Web page and app entries
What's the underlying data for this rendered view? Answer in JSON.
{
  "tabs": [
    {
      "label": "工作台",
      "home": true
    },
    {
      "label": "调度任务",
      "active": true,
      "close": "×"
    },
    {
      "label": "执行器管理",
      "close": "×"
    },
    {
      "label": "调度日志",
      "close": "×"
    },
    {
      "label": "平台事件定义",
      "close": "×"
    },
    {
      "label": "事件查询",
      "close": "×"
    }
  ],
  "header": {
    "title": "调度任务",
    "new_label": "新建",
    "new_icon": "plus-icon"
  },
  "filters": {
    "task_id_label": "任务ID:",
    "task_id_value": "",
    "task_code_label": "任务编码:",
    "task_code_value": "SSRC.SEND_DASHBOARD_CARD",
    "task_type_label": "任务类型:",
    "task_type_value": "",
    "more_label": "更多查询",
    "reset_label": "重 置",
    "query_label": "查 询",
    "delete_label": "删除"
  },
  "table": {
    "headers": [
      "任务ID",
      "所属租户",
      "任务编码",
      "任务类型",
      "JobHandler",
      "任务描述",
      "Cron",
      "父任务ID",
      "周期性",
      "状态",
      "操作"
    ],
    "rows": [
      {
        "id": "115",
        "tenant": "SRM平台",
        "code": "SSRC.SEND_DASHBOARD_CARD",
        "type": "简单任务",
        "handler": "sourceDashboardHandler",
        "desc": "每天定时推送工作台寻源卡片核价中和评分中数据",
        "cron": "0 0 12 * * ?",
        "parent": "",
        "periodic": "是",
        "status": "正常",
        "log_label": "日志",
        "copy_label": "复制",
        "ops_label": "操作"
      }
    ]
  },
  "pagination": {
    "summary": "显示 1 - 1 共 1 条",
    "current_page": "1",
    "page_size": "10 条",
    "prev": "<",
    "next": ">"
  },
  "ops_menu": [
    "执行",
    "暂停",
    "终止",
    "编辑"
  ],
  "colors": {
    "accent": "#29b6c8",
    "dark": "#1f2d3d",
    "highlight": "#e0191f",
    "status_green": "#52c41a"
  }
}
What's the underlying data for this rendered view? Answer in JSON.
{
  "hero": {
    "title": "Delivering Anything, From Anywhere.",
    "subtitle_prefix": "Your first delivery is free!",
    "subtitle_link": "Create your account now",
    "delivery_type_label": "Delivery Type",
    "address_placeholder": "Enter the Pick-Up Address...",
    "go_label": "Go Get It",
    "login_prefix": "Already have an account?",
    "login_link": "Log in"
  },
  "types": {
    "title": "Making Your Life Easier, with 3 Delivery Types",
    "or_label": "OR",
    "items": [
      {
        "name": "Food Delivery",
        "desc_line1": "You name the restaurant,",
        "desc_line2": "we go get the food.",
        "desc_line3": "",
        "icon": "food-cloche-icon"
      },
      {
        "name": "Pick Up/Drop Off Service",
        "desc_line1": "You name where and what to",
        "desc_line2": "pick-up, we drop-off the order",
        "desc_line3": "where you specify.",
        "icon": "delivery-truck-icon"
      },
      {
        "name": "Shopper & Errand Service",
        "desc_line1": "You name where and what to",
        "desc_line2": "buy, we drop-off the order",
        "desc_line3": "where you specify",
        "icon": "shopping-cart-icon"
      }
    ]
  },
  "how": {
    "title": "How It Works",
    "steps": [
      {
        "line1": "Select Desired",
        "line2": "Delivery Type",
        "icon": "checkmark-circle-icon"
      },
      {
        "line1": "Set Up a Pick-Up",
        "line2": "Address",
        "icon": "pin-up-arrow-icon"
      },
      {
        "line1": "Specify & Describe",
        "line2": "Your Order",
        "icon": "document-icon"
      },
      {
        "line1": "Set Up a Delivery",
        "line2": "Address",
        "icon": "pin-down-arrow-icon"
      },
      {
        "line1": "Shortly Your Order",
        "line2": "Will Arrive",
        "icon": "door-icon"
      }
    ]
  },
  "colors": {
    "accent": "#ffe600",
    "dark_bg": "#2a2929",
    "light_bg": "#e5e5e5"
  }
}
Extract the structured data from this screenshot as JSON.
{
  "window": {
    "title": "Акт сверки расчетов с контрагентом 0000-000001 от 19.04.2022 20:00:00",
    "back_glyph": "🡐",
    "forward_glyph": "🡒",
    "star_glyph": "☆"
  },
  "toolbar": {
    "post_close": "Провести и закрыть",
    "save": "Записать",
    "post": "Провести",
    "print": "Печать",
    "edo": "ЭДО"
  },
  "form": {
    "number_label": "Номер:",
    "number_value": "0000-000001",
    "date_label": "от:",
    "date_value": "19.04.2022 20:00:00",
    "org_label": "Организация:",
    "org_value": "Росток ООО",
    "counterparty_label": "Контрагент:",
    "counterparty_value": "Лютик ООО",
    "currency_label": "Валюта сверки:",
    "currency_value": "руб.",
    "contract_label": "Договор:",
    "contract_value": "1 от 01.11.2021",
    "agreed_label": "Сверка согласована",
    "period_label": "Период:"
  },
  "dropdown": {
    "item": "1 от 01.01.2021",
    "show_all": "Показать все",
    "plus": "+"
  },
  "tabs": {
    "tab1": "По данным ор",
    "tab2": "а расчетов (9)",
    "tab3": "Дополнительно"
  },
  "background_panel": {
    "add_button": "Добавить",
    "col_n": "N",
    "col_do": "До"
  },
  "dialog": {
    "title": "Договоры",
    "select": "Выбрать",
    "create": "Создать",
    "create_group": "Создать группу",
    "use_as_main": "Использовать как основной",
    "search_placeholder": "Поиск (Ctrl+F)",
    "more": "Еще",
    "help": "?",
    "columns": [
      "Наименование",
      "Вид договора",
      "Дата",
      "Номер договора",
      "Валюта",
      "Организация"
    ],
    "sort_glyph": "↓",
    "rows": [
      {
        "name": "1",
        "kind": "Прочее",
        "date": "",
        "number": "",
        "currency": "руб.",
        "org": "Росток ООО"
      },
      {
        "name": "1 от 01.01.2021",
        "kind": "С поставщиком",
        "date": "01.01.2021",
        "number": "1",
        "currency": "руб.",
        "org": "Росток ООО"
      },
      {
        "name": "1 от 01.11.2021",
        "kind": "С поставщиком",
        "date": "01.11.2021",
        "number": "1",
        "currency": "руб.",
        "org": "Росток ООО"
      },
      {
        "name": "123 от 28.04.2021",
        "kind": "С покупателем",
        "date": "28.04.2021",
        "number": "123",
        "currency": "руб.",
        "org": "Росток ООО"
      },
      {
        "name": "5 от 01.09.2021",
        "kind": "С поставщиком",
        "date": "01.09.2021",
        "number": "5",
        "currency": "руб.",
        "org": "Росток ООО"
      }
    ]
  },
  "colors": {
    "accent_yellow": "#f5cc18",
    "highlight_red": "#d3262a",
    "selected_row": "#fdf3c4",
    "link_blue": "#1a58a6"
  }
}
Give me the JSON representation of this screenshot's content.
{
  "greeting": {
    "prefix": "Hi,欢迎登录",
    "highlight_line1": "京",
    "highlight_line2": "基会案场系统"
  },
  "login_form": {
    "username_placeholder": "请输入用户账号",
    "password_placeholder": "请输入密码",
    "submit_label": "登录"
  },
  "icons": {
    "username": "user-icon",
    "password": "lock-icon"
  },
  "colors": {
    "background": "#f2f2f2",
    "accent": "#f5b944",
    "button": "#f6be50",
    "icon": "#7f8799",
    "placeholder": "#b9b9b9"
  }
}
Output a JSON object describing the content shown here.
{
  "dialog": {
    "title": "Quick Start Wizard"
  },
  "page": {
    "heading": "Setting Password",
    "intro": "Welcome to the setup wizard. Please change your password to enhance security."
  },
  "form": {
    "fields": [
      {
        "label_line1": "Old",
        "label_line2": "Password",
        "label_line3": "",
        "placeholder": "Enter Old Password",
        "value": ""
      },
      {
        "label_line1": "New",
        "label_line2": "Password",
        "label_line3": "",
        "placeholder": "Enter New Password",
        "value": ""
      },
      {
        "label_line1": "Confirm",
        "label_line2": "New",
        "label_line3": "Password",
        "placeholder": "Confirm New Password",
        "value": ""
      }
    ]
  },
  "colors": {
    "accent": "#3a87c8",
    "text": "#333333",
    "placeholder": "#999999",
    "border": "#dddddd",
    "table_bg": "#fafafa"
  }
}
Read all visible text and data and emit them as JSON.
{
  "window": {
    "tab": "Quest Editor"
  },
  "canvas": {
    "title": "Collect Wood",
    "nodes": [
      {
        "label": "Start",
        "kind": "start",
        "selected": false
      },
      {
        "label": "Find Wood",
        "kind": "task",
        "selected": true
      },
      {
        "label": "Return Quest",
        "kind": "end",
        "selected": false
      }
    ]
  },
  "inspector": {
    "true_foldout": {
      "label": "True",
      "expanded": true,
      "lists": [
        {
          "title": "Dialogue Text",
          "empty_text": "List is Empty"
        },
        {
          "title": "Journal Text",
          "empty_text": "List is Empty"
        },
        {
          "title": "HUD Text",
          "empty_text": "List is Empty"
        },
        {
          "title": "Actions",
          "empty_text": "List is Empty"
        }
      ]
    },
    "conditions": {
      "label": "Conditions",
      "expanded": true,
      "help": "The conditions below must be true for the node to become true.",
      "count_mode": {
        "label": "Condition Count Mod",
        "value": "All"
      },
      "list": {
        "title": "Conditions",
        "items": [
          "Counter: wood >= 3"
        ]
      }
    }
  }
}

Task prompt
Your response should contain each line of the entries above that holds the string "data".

Task response
What's the underlying data for this rendered view? Answer in JSON.
What's the underlying data for this rendered view? Answer in JSON.
Extract the structured data from this screenshot as JSON.
Read all visible text and data and emit them as JSON.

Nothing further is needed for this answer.